Data to use:

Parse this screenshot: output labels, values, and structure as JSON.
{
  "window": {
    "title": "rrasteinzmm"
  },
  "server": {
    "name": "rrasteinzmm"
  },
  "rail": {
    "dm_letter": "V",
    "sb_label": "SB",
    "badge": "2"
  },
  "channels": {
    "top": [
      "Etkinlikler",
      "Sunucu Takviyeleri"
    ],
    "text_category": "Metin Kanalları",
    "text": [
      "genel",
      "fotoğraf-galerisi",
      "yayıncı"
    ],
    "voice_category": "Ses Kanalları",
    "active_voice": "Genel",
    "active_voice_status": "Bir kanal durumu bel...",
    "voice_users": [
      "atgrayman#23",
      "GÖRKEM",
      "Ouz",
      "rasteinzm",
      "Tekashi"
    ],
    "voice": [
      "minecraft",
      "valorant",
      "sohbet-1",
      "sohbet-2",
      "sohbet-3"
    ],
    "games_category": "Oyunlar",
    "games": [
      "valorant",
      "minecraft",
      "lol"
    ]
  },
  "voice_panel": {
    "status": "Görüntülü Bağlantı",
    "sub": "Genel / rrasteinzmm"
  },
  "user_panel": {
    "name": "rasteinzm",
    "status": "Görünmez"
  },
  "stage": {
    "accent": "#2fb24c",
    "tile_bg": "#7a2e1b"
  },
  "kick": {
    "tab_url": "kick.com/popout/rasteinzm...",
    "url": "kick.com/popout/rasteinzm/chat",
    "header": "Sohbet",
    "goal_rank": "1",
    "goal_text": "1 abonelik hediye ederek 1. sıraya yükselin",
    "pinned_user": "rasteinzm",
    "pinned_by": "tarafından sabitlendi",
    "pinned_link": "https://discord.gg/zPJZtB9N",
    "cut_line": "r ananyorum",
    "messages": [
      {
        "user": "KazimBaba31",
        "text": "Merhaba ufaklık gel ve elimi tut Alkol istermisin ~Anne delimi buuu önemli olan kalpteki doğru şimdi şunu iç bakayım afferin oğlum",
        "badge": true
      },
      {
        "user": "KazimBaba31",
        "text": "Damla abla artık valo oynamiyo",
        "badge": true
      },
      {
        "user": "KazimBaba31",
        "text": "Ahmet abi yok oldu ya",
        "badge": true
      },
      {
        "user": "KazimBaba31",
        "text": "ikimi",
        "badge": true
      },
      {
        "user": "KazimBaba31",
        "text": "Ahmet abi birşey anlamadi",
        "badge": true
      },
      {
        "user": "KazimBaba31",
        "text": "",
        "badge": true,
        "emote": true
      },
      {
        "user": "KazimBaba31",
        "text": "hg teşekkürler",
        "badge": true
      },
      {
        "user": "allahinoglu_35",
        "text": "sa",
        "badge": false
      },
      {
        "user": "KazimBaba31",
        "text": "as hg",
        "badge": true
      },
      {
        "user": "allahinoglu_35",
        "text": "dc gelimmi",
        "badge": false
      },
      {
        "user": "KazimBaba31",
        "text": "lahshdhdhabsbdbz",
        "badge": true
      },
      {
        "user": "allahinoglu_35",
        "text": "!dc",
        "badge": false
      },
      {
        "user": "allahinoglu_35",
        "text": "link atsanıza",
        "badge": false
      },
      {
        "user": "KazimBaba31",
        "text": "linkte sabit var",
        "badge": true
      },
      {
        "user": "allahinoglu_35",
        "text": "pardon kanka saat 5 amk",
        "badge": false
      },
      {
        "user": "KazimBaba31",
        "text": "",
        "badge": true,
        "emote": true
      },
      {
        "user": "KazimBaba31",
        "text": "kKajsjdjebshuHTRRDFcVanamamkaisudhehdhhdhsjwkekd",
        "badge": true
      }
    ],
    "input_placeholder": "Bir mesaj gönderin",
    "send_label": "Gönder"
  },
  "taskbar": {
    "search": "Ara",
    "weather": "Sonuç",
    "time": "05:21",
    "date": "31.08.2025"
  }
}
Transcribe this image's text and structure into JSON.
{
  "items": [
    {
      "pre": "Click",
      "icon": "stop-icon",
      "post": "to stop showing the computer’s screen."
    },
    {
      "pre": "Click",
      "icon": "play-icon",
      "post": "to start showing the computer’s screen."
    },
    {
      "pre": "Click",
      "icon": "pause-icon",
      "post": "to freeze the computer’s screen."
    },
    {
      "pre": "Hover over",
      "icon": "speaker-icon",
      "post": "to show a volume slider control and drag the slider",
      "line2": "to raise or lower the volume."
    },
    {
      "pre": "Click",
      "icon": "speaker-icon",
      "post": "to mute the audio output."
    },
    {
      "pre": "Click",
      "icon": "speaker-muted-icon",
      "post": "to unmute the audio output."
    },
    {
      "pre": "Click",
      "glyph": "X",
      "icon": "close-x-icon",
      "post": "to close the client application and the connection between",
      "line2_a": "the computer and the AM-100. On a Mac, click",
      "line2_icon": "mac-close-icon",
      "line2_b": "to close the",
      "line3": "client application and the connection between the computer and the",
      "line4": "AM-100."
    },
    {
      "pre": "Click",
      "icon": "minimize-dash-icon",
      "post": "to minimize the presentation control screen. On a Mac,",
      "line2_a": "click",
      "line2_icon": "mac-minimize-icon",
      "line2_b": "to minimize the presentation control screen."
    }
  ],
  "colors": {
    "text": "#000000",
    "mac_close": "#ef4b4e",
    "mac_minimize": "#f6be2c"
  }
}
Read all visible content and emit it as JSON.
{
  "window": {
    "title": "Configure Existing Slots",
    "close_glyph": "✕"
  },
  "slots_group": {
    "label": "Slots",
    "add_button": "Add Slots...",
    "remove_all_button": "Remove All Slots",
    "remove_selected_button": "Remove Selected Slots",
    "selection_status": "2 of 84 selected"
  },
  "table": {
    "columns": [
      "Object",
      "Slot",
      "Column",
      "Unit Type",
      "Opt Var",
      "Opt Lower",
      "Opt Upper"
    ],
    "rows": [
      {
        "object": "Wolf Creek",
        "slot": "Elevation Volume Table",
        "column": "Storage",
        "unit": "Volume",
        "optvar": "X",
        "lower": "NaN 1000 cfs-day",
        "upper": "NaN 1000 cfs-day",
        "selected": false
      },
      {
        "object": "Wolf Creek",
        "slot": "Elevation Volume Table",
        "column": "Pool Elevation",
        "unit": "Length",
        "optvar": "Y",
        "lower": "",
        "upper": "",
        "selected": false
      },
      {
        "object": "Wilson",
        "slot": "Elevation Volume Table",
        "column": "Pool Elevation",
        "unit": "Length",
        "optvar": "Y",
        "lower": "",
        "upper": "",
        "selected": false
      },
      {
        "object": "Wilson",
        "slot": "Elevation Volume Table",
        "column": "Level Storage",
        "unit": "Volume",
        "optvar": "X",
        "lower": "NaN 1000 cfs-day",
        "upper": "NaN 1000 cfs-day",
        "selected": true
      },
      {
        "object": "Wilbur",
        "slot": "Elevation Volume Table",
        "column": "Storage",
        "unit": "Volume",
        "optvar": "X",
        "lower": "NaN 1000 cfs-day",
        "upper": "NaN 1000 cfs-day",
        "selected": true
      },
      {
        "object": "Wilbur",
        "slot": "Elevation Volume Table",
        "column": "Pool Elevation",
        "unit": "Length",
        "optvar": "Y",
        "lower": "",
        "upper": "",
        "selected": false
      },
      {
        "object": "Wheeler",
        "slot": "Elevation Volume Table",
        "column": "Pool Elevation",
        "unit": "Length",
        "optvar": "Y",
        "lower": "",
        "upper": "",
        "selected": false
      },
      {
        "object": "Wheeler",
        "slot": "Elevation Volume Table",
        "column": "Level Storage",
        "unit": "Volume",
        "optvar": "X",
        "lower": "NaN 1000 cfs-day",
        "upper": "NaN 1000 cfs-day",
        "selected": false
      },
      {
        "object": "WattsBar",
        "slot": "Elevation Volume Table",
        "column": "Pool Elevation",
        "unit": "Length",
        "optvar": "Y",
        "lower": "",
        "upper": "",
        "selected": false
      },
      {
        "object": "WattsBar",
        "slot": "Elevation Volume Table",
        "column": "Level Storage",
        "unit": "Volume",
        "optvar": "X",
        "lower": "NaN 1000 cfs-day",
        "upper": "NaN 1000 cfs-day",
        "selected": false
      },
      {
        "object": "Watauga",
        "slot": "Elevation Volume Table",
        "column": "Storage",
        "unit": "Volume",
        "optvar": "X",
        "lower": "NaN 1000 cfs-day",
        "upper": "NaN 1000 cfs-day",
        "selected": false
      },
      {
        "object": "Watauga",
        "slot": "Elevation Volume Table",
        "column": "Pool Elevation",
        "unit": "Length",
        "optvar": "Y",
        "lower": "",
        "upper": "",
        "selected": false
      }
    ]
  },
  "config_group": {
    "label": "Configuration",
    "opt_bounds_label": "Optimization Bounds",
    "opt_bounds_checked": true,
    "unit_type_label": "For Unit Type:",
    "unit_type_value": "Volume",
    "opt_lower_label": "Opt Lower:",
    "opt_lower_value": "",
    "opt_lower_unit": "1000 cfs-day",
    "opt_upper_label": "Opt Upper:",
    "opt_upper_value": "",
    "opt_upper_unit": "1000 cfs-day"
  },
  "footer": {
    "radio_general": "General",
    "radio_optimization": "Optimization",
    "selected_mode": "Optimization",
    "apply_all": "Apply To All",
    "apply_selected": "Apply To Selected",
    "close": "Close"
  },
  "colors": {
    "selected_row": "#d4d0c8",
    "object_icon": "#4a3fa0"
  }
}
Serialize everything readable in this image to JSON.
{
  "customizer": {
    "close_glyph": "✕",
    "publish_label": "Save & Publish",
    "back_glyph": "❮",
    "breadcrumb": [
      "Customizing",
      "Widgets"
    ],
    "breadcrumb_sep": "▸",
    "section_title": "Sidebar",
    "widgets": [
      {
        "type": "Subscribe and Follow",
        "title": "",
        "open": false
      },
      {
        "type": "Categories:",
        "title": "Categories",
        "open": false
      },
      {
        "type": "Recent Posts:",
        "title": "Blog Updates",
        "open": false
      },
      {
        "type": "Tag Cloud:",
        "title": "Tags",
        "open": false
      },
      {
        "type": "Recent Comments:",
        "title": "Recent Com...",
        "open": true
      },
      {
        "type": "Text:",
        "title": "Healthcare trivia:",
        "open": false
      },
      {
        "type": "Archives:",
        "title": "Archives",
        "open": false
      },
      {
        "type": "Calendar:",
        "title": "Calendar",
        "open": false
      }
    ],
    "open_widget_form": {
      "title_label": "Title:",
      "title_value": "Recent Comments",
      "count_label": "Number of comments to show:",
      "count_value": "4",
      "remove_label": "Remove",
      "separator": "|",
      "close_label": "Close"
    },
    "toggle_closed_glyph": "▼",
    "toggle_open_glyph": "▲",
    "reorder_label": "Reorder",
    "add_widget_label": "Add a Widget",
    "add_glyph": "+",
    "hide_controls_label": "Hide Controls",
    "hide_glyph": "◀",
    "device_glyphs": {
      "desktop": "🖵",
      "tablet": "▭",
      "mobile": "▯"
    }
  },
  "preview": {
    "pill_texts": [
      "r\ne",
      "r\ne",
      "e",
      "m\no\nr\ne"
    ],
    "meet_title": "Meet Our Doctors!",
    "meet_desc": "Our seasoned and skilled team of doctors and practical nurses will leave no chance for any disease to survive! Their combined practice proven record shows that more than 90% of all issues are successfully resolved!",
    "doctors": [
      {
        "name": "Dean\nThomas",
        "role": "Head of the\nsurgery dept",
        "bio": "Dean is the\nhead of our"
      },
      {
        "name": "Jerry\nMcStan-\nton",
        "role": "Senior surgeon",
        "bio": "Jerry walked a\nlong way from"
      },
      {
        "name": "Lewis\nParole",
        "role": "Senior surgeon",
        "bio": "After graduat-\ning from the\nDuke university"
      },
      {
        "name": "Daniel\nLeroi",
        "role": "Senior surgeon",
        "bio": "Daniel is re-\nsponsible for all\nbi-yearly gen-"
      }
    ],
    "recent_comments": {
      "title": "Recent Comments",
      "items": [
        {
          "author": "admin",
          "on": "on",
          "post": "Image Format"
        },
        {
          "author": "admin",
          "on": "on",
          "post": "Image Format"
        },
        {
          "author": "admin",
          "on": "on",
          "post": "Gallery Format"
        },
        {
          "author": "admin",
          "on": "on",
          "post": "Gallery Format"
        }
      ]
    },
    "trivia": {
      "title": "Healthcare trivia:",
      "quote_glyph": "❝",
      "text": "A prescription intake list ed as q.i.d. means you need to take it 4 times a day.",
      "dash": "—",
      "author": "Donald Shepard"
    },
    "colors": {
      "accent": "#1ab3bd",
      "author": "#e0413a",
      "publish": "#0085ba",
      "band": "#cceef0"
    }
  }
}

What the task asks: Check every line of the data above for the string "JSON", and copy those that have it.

The completed task:
Parse this screenshot: output labels, values, and structure as JSON.
Transcribe this image's text and structure into JSON.
Read all visible content and emit it as JSON.
Serialize everything readable in this image to JSON.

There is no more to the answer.